Here’s examples of the incredible stress and forces that are placed on your shoulder and elbow while pitching.

Angular velocity:                  Forces:
Shoulder – up to 7250º/s              Shoulder – 1/2 to 1-1/2 body weight
Elbow – up to 2300º/s                   Elbow – 300 N to 900 N


Before we go into the biomechanics of throwing let’s briefly review the shoulder or as us fancy medical people call it, the glenohumeral joint:



The shoulder is the most mobile joint in the body and therefore is inherently unstable. It has static and active stabilizers. Static Stabilizers – ligaments, labrum, capsule. Active stabilizers – rotator cuff, large muscles (deltoid, serratus anterior, biceps, pectorals).



UnknownStabilizers throughout the pitching cycle:

Mid range – rotator cuff

End range – large muscles, ligaments and capsule

Extreme ranges – ligaments, capsule




The elbow:

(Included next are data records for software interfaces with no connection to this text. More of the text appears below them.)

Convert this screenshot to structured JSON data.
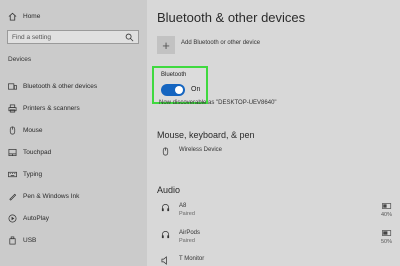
{
  "sidebar": {
    "home_label": "Home",
    "search_placeholder": "Find a setting",
    "section_label": "Devices",
    "items": [
      {
        "label": "Bluetooth & other devices"
      },
      {
        "label": "Printers & scanners"
      },
      {
        "label": "Mouse"
      },
      {
        "label": "Touchpad"
      },
      {
        "label": "Typing"
      },
      {
        "label": "Pen & Windows Ink"
      },
      {
        "label": "AutoPlay"
      },
      {
        "label": "USB"
      }
    ]
  },
  "main": {
    "title": "Bluetooth & other devices",
    "add_label": "Add Bluetooth or other device",
    "bluetooth": {
      "label": "Bluetooth",
      "state": "On"
    },
    "discoverable": "Now discoverable as \"DESKTOP-UEV8640\"",
    "mkp_heading": "Mouse, keyboard, & pen",
    "mkp_devices": [
      {
        "name": "Wireless Device"
      }
    ],
    "audio_heading": "Audio",
    "audio_devices": [
      {
        "name": "A8",
        "status": "Paired",
        "battery": "40%"
      },
      {
        "name": "AirPods",
        "status": "Paired",
        "battery": "50%"
      },
      {
        "name": "T Monitor",
        "status": "",
        "battery": ""
      }
    ]
  },
  "colors": {
    "accent": "#1565c0",
    "highlight": "#3fd93f"
  }
}
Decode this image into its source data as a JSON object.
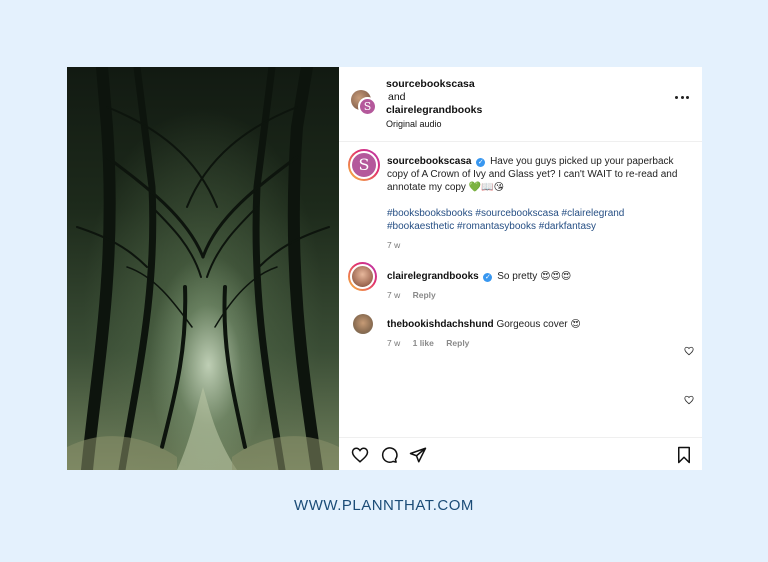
{
  "post": {
    "header": {
      "user1": "sourcebookscasa",
      "and": "and",
      "user2": "clairelegrandbooks",
      "subtitle": "Original audio",
      "avatar_letter": "S"
    },
    "caption": {
      "username": "sourcebookscasa",
      "text": "Have you guys picked up your paperback copy of A Crown of Ivy and Glass yet? I can't WAIT to re-read and annotate my copy 💚📖😘",
      "hashtags": "#booksbooksbooks #sourcebookscasa #clairelegrand #bookaesthetic #romantasybooks #darkfantasy",
      "time": "7 w"
    },
    "comments": [
      {
        "username": "clairelegrandbooks",
        "text": "So pretty 😍😍😍",
        "time": "7 w",
        "reply": "Reply"
      },
      {
        "username": "thebookishdachshund",
        "text": "Gorgeous cover 😍",
        "time": "7 w",
        "likes": "1 like",
        "reply": "Reply"
      }
    ],
    "icons": [
      "more-icon",
      "heart-icon",
      "comment-icon",
      "share-icon",
      "bookmark-icon",
      "verified-icon"
    ]
  },
  "footer": {
    "url": "WWW.PLANNTHAT.COM"
  },
  "colors": {
    "background": "#e4f1fd",
    "hashtag": "#264f84",
    "brand_footer": "#1b4c77",
    "verified": "#3897f0",
    "avatar": "#b4589b"
  }
}
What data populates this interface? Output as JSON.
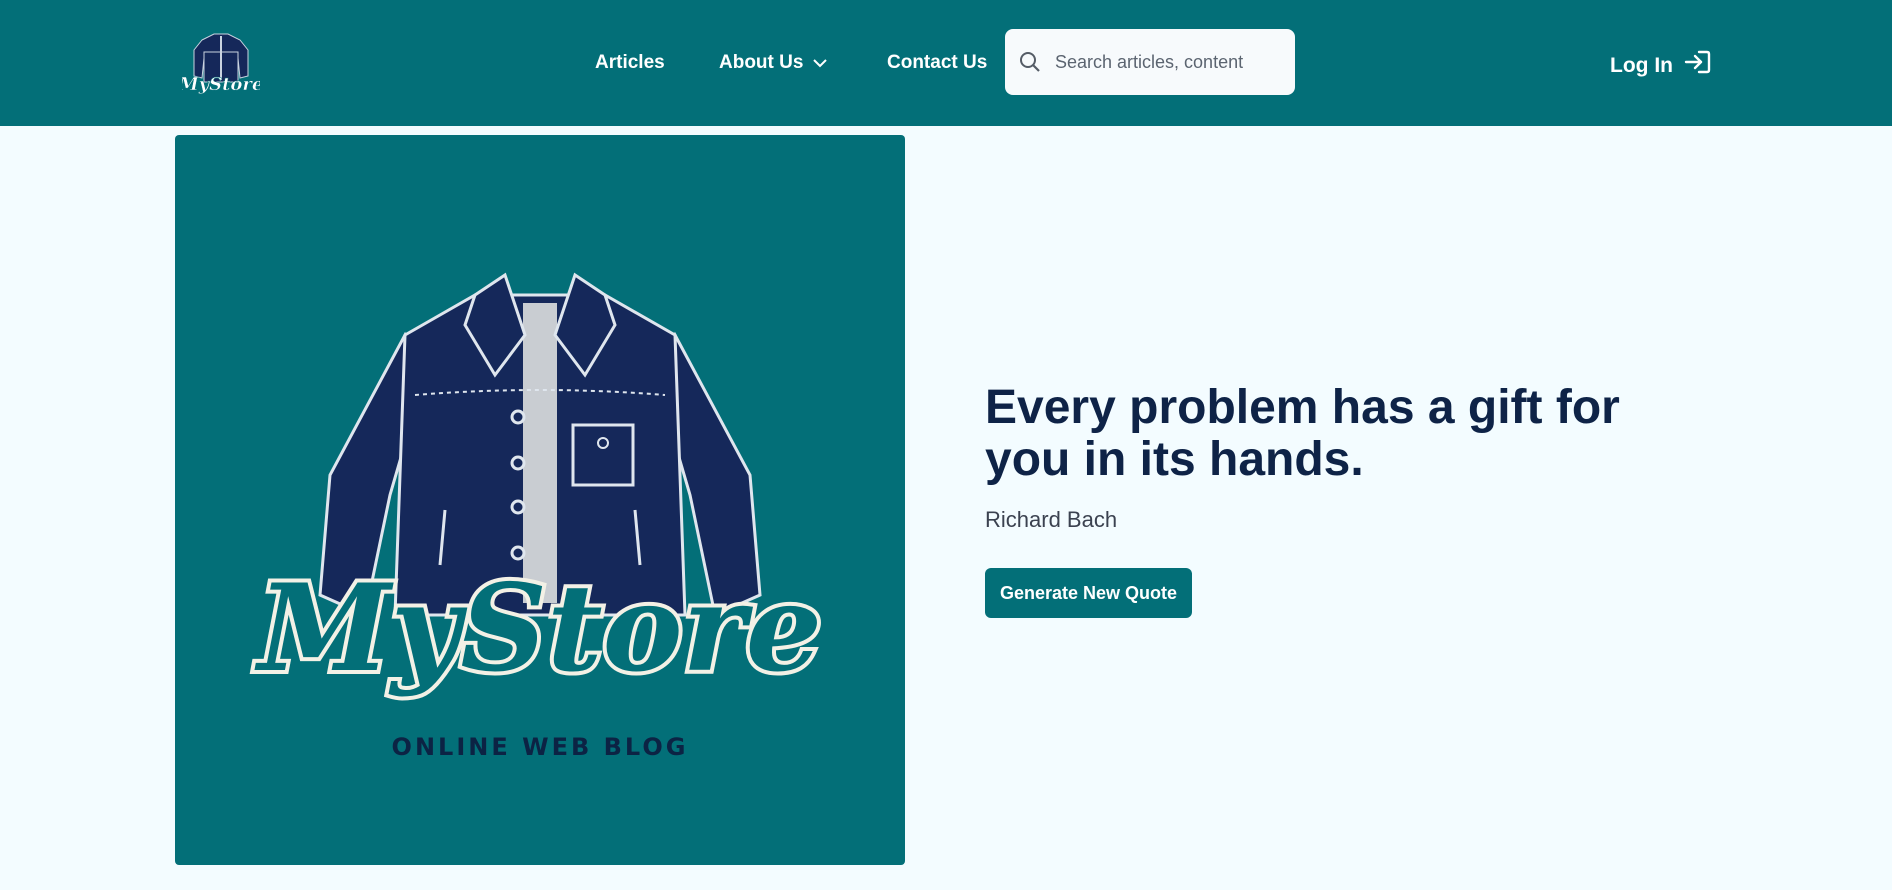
{
  "brand": {
    "logo_text": "MyStore",
    "color": "#036f78"
  },
  "nav": {
    "articles": "Articles",
    "about": "About Us",
    "contact": "Contact Us",
    "search_placeholder": "Search articles, content",
    "login": "Log In"
  },
  "hero": {
    "image_logo_text": "MyStore",
    "image_caption": "ONLINE WEB BLOG",
    "quote": "Every problem has a gift for you in its hands.",
    "author": "Richard Bach",
    "button_label": "Generate New Quote"
  },
  "colors": {
    "nav_bg": "#036f78",
    "page_bg": "#f3fcff",
    "heading": "#0e2347",
    "jacket": "#15285a"
  },
  "icons": [
    "logo-icon",
    "chevron-down-icon",
    "search-icon",
    "login-icon",
    "jacket-illustration"
  ]
}
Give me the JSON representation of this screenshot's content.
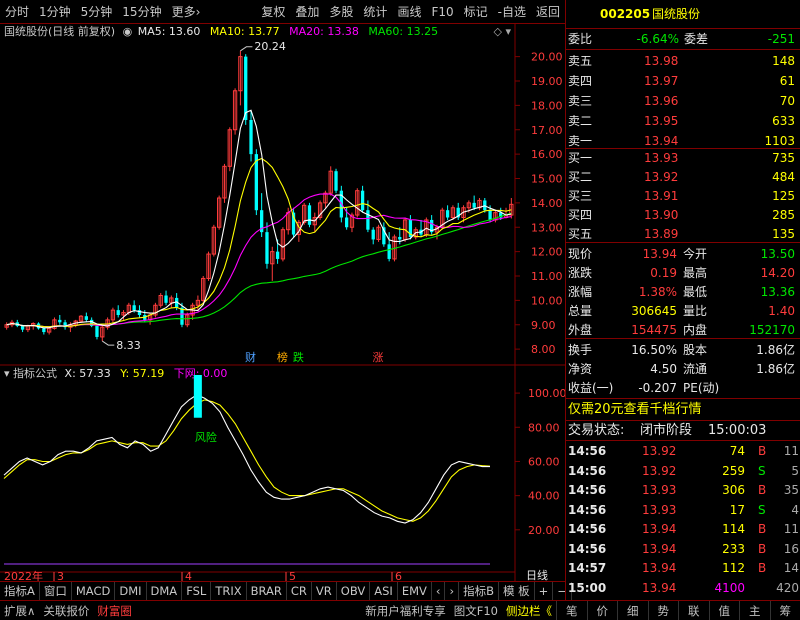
{
  "toolbar": {
    "left": [
      "分时",
      "1分钟",
      "5分钟",
      "15分钟",
      "更多›"
    ],
    "right": [
      "复权",
      "叠加",
      "多股",
      "统计",
      "画线",
      "F10",
      "标记",
      "-自选",
      "返回"
    ]
  },
  "chart_title": {
    "name": "国统股份(日线 前复权)",
    "ma5": "MA5: 13.60",
    "ma10": "MA10: 13.77",
    "ma20": "MA20: 13.38",
    "ma60": "MA60: 13.25",
    "icons": "◇ ▾"
  },
  "price_axis": [
    "20.00",
    "19.00",
    "18.00",
    "17.00",
    "16.00",
    "15.00",
    "14.00",
    "13.00",
    "12.00",
    "11.00",
    "10.00",
    "9.00",
    "8.00"
  ],
  "annotations": {
    "high": "20.24",
    "low": "8.33",
    "markers": [
      {
        "label": "财",
        "color": "#4ea0ff"
      },
      {
        "label": "榜",
        "color": "#ffaa00"
      },
      {
        "label": "跌",
        "color": "#00e600"
      },
      {
        "label": "涨",
        "color": "#ff3c3c"
      }
    ]
  },
  "indicator_title": {
    "name": "指标公式",
    "x": "X: 57.33",
    "y": "Y: 57.19",
    "down": "下网: 0.00"
  },
  "indicator_axis": [
    "100.00",
    "80.00",
    "60.00",
    "40.00",
    "20.00"
  ],
  "indicator_label": "风险",
  "date_axis": {
    "year": "2022年",
    "months": [
      "3",
      "4",
      "5",
      "6"
    ],
    "period": "日线"
  },
  "indicator_tabs": [
    "指标A",
    "窗口",
    "MACD",
    "DMI",
    "DMA",
    "FSL",
    "TRIX",
    "BRAR",
    "CR",
    "VR",
    "OBV",
    "ASI",
    "EMV",
    "‹",
    "›",
    "指标B",
    "模 板",
    "+",
    "−"
  ],
  "status_left": [
    "扩展∧",
    "关联报价",
    "财富圈"
  ],
  "status_right": [
    "新用户福利专享",
    "图文F10",
    "侧边栏《"
  ],
  "status_tabs": [
    "笔",
    "价",
    "细",
    "势",
    "联",
    "值",
    "主",
    "筹"
  ],
  "quote": {
    "code": "002205",
    "name": "国统股份",
    "webi": {
      "label": "委比",
      "value": "-6.64%",
      "label2": "委差",
      "value2": "-251"
    },
    "sell": [
      {
        "label": "卖五",
        "price": "13.98",
        "vol": "148"
      },
      {
        "label": "卖四",
        "price": "13.97",
        "vol": "61"
      },
      {
        "label": "卖三",
        "price": "13.96",
        "vol": "70"
      },
      {
        "label": "卖二",
        "price": "13.95",
        "vol": "633"
      },
      {
        "label": "卖一",
        "price": "13.94",
        "vol": "1103"
      }
    ],
    "buy": [
      {
        "label": "买一",
        "price": "13.93",
        "vol": "735"
      },
      {
        "label": "买二",
        "price": "13.92",
        "vol": "484"
      },
      {
        "label": "买三",
        "price": "13.91",
        "vol": "125"
      },
      {
        "label": "买四",
        "price": "13.90",
        "vol": "285"
      },
      {
        "label": "买五",
        "price": "13.89",
        "vol": "135"
      }
    ],
    "stats": [
      {
        "l1": "现价",
        "v1": "13.94",
        "c1": "red",
        "l2": "今开",
        "v2": "13.50",
        "c2": "grn"
      },
      {
        "l1": "涨跌",
        "v1": "0.19",
        "c1": "red",
        "l2": "最高",
        "v2": "14.20",
        "c2": "red"
      },
      {
        "l1": "涨幅",
        "v1": "1.38%",
        "c1": "red",
        "l2": "最低",
        "v2": "13.36",
        "c2": "grn"
      },
      {
        "l1": "总量",
        "v1": "306645",
        "c1": "yel",
        "l2": "量比",
        "v2": "1.40",
        "c2": "red"
      },
      {
        "l1": "外盘",
        "v1": "154475",
        "c1": "red",
        "l2": "内盘",
        "v2": "152170",
        "c2": "grn"
      }
    ],
    "fin": [
      {
        "l1": "换手",
        "v1": "16.50%",
        "l2": "股本",
        "v2": "1.86亿"
      },
      {
        "l1": "净资",
        "v1": "4.50",
        "l2": "流通",
        "v2": "1.86亿"
      },
      {
        "l1": "收益(一)",
        "v1": "-0.207",
        "l2": "PE(动)",
        "v2": ""
      }
    ],
    "promo": "仅需20元查看千档行情",
    "trade_status": {
      "label": "交易状态:",
      "value": "闭市阶段",
      "time": "15:00:03"
    },
    "ticks": [
      {
        "t": "14:56",
        "p": "13.92",
        "v": "74",
        "bs": "B",
        "n": "11"
      },
      {
        "t": "14:56",
        "p": "13.92",
        "v": "259",
        "bs": "S",
        "n": "5"
      },
      {
        "t": "14:56",
        "p": "13.93",
        "v": "306",
        "bs": "B",
        "n": "35"
      },
      {
        "t": "14:56",
        "p": "13.93",
        "v": "17",
        "bs": "S",
        "n": "4"
      },
      {
        "t": "14:56",
        "p": "13.94",
        "v": "114",
        "bs": "B",
        "n": "11"
      },
      {
        "t": "14:56",
        "p": "13.94",
        "v": "233",
        "bs": "B",
        "n": "16"
      },
      {
        "t": "14:57",
        "p": "13.94",
        "v": "112",
        "bs": "B",
        "n": "14"
      },
      {
        "t": "15:00",
        "p": "13.94",
        "v": "4100",
        "bs": "",
        "n": "420"
      }
    ]
  },
  "colors": {
    "up": "#ff3c3c",
    "down": "#00ffff",
    "ma5": "#ffffff",
    "ma10": "#ffff00",
    "ma20": "#ff00ff",
    "ma60": "#00e600",
    "frame": "#800000"
  },
  "chart_data": {
    "type": "candlestick",
    "ylim": [
      7.8,
      20.6
    ],
    "candles": [
      [
        8.9,
        9.1,
        8.8,
        9.0
      ],
      [
        9.0,
        9.2,
        8.9,
        9.1
      ],
      [
        9.1,
        9.2,
        8.9,
        8.95
      ],
      [
        8.95,
        9.0,
        8.7,
        8.8
      ],
      [
        8.8,
        9.0,
        8.7,
        8.95
      ],
      [
        8.95,
        9.1,
        8.8,
        9.05
      ],
      [
        9.05,
        9.1,
        8.8,
        8.85
      ],
      [
        8.85,
        8.9,
        8.6,
        8.7
      ],
      [
        8.7,
        8.9,
        8.6,
        8.85
      ],
      [
        8.85,
        9.3,
        8.8,
        9.2
      ],
      [
        9.2,
        9.4,
        9.0,
        9.1
      ],
      [
        9.1,
        9.2,
        8.8,
        8.9
      ],
      [
        8.9,
        9.1,
        8.7,
        9.0
      ],
      [
        9.0,
        9.2,
        8.9,
        9.15
      ],
      [
        9.15,
        9.4,
        9.1,
        9.35
      ],
      [
        9.35,
        9.5,
        9.1,
        9.2
      ],
      [
        9.2,
        9.3,
        8.9,
        8.95
      ],
      [
        8.95,
        9.0,
        8.4,
        8.5
      ],
      [
        8.5,
        9.0,
        8.33,
        8.9
      ],
      [
        8.9,
        9.3,
        8.8,
        9.2
      ],
      [
        9.2,
        9.7,
        9.1,
        9.6
      ],
      [
        9.6,
        9.8,
        9.3,
        9.4
      ],
      [
        9.4,
        9.6,
        9.2,
        9.5
      ],
      [
        9.5,
        9.9,
        9.4,
        9.8
      ],
      [
        9.8,
        10.0,
        9.5,
        9.6
      ],
      [
        9.6,
        9.8,
        9.3,
        9.4
      ],
      [
        9.4,
        9.6,
        9.1,
        9.2
      ],
      [
        9.2,
        9.5,
        9.0,
        9.4
      ],
      [
        9.4,
        9.9,
        9.3,
        9.8
      ],
      [
        9.8,
        10.3,
        9.7,
        10.2
      ],
      [
        10.2,
        10.4,
        9.8,
        9.9
      ],
      [
        9.9,
        10.2,
        9.7,
        10.1
      ],
      [
        10.1,
        10.3,
        9.6,
        9.7
      ],
      [
        9.7,
        9.9,
        8.9,
        9.0
      ],
      [
        9.0,
        9.5,
        8.9,
        9.4
      ],
      [
        9.4,
        9.9,
        9.2,
        9.8
      ],
      [
        9.8,
        10.2,
        9.6,
        10.0
      ],
      [
        10.0,
        11.0,
        9.9,
        10.9
      ],
      [
        10.9,
        12.0,
        10.8,
        11.9
      ],
      [
        11.9,
        13.1,
        11.8,
        13.0
      ],
      [
        13.0,
        14.3,
        12.9,
        14.2
      ],
      [
        14.2,
        15.6,
        14.0,
        15.5
      ],
      [
        15.5,
        17.1,
        15.3,
        17.0
      ],
      [
        17.0,
        18.7,
        16.8,
        18.6
      ],
      [
        18.6,
        20.24,
        18.0,
        20.0
      ],
      [
        20.0,
        20.1,
        17.2,
        17.4
      ],
      [
        17.4,
        17.8,
        15.7,
        16.0
      ],
      [
        16.0,
        16.2,
        13.5,
        13.7
      ],
      [
        13.7,
        14.4,
        12.6,
        12.8
      ],
      [
        12.8,
        13.2,
        11.3,
        11.5
      ],
      [
        11.5,
        12.2,
        10.8,
        12.0
      ],
      [
        12.0,
        12.5,
        11.5,
        11.7
      ],
      [
        11.7,
        13.0,
        11.6,
        12.9
      ],
      [
        12.9,
        13.8,
        12.7,
        13.6
      ],
      [
        13.6,
        13.8,
        12.6,
        12.7
      ],
      [
        12.7,
        13.3,
        12.4,
        13.2
      ],
      [
        13.2,
        14.0,
        13.1,
        13.9
      ],
      [
        13.9,
        14.0,
        13.0,
        13.1
      ],
      [
        13.1,
        13.6,
        12.8,
        13.4
      ],
      [
        13.4,
        14.1,
        13.3,
        14.0
      ],
      [
        14.0,
        14.5,
        13.8,
        14.4
      ],
      [
        14.4,
        15.5,
        14.3,
        15.3
      ],
      [
        15.3,
        15.4,
        14.4,
        14.5
      ],
      [
        14.5,
        14.7,
        13.2,
        13.4
      ],
      [
        13.4,
        13.8,
        12.9,
        13.0
      ],
      [
        13.0,
        13.6,
        12.8,
        13.5
      ],
      [
        13.5,
        14.6,
        13.4,
        14.5
      ],
      [
        14.5,
        14.7,
        13.6,
        13.7
      ],
      [
        13.7,
        14.1,
        12.8,
        12.9
      ],
      [
        12.9,
        13.0,
        12.3,
        12.5
      ],
      [
        12.5,
        13.1,
        12.4,
        13.0
      ],
      [
        13.0,
        13.2,
        12.2,
        12.3
      ],
      [
        12.3,
        12.8,
        11.6,
        11.7
      ],
      [
        11.7,
        12.7,
        11.6,
        12.6
      ],
      [
        12.6,
        13.0,
        12.3,
        12.5
      ],
      [
        12.5,
        13.4,
        12.4,
        13.3
      ],
      [
        13.3,
        13.5,
        12.5,
        12.6
      ],
      [
        12.6,
        13.0,
        12.5,
        12.9
      ],
      [
        12.9,
        13.3,
        12.6,
        12.7
      ],
      [
        12.7,
        13.4,
        12.6,
        13.3
      ],
      [
        13.3,
        13.5,
        12.7,
        12.8
      ],
      [
        12.8,
        13.1,
        12.5,
        13.0
      ],
      [
        13.0,
        13.8,
        12.9,
        13.7
      ],
      [
        13.7,
        13.9,
        13.3,
        13.4
      ],
      [
        13.4,
        13.9,
        13.3,
        13.8
      ],
      [
        13.8,
        14.0,
        13.3,
        13.4
      ],
      [
        13.4,
        13.9,
        13.2,
        13.8
      ],
      [
        13.8,
        14.1,
        13.6,
        14.0
      ],
      [
        14.0,
        14.3,
        13.7,
        13.8
      ],
      [
        13.8,
        14.2,
        13.7,
        14.1
      ],
      [
        14.1,
        14.2,
        13.6,
        13.7
      ],
      [
        13.7,
        13.9,
        13.2,
        13.3
      ],
      [
        13.3,
        13.7,
        13.2,
        13.6
      ],
      [
        13.6,
        13.8,
        13.3,
        13.4
      ],
      [
        13.4,
        13.8,
        13.36,
        13.5
      ],
      [
        13.5,
        14.2,
        13.36,
        13.94
      ]
    ],
    "indicator": {
      "ylim": [
        0,
        110
      ],
      "k": [
        52,
        56,
        60,
        62,
        60,
        58,
        60,
        64,
        66,
        66,
        65,
        68,
        72,
        73,
        74,
        70,
        68,
        72,
        70,
        66,
        68,
        76,
        84,
        92,
        96,
        99,
        97,
        94,
        89,
        80,
        72,
        64,
        55,
        48,
        42,
        39,
        38,
        38,
        39,
        40,
        42,
        44,
        45,
        44,
        43,
        40,
        36,
        33,
        30,
        28,
        27,
        25,
        24,
        26,
        30,
        36,
        44,
        52,
        58,
        60,
        59,
        58,
        57,
        57
      ],
      "d": [
        50,
        54,
        58,
        61,
        61,
        60,
        60,
        62,
        64,
        65,
        65,
        67,
        70,
        71,
        72,
        71,
        70,
        71,
        71,
        69,
        69,
        72,
        78,
        85,
        90,
        94,
        96,
        95,
        93,
        88,
        82,
        74,
        66,
        58,
        51,
        45,
        42,
        40,
        40,
        40,
        41,
        42,
        43,
        44,
        44,
        42,
        40,
        37,
        34,
        31,
        29,
        27,
        26,
        25,
        27,
        31,
        37,
        44,
        51,
        55,
        57,
        58,
        57.5,
        57.2
      ]
    }
  }
}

Made upd1d21e74605b7e0a2e2c9e26e0cce941 of bony, ligamentous and muscular stabilizers. The most famous ligament stabilizer is the ulnar collateral ligament or the UCL. This is the ligament that we are seeing more injuries in, resulting in Tommy John surgery. Some muscular stabilizers are the triceps and wrist flexors.

The UCL31216tn



Phases of Throwing a Baseball:




        Windup and Early Cocking:img_1247

  •    Ball leaves glove, arm moves into abduction/external rotation
  • Pre-loading for stretch-shortening cycle of shoulder internal rotators
  • Leg drive, trail leg loading, trunk rotation



Late Cocking Phase:wagner-300x199

  • Maximal external rotation, abduction
  • Initial trail leg hip extension
  • Extreme forces at shoulder
  • Minimal forces at elbow
  • Onset of large shoulder muscle activation
  • High rotator cuff activation attempting to stabilize the shoulder


Acceleration Phase:


  • Explosive forward motionimages
  • 0 – up to 100 mph in 0.03 seconds
  • Loading of lead leg
  • Abrupt, vigorous extension and pronation at elbow
  • High activation of rotator cuff and all scapular muscles
  • High activity of pectorals and lats for ball velocity
  • High forces at elbow
  • Low forces at shoulder



Deceleration Phase:

  • Release off ball, forward motion ceasespitching-arm-strength-drills-01
  • Most violent phase
  • High injury risk
  • Highest forces at shoulder, up to 1000N
  • High forces at elbow up to 900N
  • Very high muscle activity



As you now can see, throwing a baseball is a very aggressive action that can put you at high risk of injury if you don’t do the right things to care for your shoulder and body as a whole. In my next post I will cover some characteristics of the baseball pitcher, common injuries and how we help our athletes decrease their risk of injury during the season (hint: it’s not stretching your already hyper-mobile shoulder).

If you want to learn more about the shoulder, elbow, how to make them stronger and decrease your risk of injury email